About this exercise => Please copy every line of the material exactly.

Given records =>
* * * * *

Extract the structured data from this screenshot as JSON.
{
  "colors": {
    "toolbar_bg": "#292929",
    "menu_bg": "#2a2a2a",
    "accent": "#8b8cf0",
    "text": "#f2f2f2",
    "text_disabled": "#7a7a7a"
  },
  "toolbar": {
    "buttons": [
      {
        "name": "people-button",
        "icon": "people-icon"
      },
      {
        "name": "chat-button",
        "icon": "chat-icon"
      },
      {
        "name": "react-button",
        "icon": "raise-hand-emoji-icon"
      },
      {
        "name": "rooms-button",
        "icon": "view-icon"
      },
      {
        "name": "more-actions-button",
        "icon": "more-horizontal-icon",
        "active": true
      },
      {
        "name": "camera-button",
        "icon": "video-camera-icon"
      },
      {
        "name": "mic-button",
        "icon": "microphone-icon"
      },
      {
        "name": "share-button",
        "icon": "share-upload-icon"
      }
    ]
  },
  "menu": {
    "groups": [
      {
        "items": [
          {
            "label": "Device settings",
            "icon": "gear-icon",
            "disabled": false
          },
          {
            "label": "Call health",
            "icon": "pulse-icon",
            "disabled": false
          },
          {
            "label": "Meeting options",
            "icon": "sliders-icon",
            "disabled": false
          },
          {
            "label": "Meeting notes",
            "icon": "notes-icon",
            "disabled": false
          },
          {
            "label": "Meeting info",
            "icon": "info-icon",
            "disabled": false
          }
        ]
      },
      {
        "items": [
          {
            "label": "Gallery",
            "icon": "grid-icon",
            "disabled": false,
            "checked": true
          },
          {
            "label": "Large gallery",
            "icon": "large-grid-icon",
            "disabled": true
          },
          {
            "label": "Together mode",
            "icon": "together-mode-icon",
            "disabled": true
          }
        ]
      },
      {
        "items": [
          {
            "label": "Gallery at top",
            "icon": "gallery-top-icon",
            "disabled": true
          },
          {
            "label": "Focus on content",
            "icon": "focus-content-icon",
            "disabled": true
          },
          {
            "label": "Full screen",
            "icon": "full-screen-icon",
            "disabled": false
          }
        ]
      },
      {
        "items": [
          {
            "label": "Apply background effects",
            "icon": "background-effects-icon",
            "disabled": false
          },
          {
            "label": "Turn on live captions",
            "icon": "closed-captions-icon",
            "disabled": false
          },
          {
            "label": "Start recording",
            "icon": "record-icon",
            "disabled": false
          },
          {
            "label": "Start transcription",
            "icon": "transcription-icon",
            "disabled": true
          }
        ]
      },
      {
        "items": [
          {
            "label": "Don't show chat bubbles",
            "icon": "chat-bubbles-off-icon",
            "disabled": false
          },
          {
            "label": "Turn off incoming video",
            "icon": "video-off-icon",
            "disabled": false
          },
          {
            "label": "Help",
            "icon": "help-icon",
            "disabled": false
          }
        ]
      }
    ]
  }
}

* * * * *

Response =>
Extract the structured data from this screenshot as JSON.
{
  "colors": {
    "toolbar_bg": "#292929",
    "menu_bg": "#2a2a2a",
    "accent": "#8b8cf0",
    "text": "#f2f2f2",
    "text_disabled": "#7a7a7a"
  },
  "toolbar": {
    "buttons": [
      {
        "name": "people-button",
        "icon": "people-icon"
      },
      {
        "name": "chat-button",
        "icon": "chat-icon"
      },
      {
        "name": "react-button",
        "icon": "raise-hand-emoji-icon"
      },
      {
        "name": "rooms-button",
        "icon": "view-icon"
      },
      {
        "name": "more-actions-button",
        "icon": "more-horizontal-icon",
        "active": true
      },
      {
        "name": "camera-button",
        "icon": "video-camera-icon"
      },
      {
        "name": "mic-button",
        "icon": "microphone-icon"
      },
      {
        "name": "share-button",
        "icon": "share-upload-icon"
      }
    ]
  },
  "menu": {
    "groups": [
      {
        "items": [
          {
            "label": "Device settings",
            "icon": "gear-icon",
            "disabled": false
          },
          {
            "label": "Call health",
            "icon": "pulse-icon",
            "disabled": false
          },
          {
            "label": "Meeting options",
            "icon": "sliders-icon",
            "disabled": false
          },
          {
            "label": "Meeting notes",
            "icon": "notes-icon",
            "disabled": false
          },
          {
            "label": "Meeting info",
            "icon": "info-icon",
            "disabled": false
          }
        ]
      },
      {
        "items": [
          {
            "label": "Gallery",
            "icon": "grid-icon",
            "disabled": false,
            "checked": true
          },
          {
            "label": "Large gallery",
            "icon": "large-grid-icon",
            "disabled": true
          },
          {
            "label": "Together mode",
            "icon": "together-mode-icon",
            "disabled": true
          }
        ]
      },
      {
        "items": [
          {
            "label": "Gallery at top",
            "icon": "gallery-top-icon",
            "disabled": true
          },
          {
            "label": "Focus on content",
            "icon": "focus-content-icon",
            "disabled": true
          },
          {
            "label": "Full screen",
            "icon": "full-screen-icon",
            "disabled": false
          }
        ]
      },
      {
        "items": [
          {
            "label": "Apply background effects",
            "icon": "background-effects-icon",
            "disabled": false
          },
          {
            "label": "Turn on live captions",
            "icon": "closed-captions-icon",
            "disabled": false
          },
          {
            "label": "Start recording",
            "icon": "record-icon",
            "disabled": false
          },
          {
            "label": "Start transcription",
            "icon": "transcription-icon",
            "disabled": true
          }
        ]
      },
      {
        "items": [
          {
            "label": "Don't show chat bubbles",
            "icon": "chat-bubbles-off-icon",
            "disabled": false
          },
          {
            "label": "Turn off incoming video",
            "icon": "video-off-icon",
            "disabled": false
          },
          {
            "label": "Help",
            "icon": "help-icon",
            "disabled": false
          }
        ]
      }
    ]
  }
}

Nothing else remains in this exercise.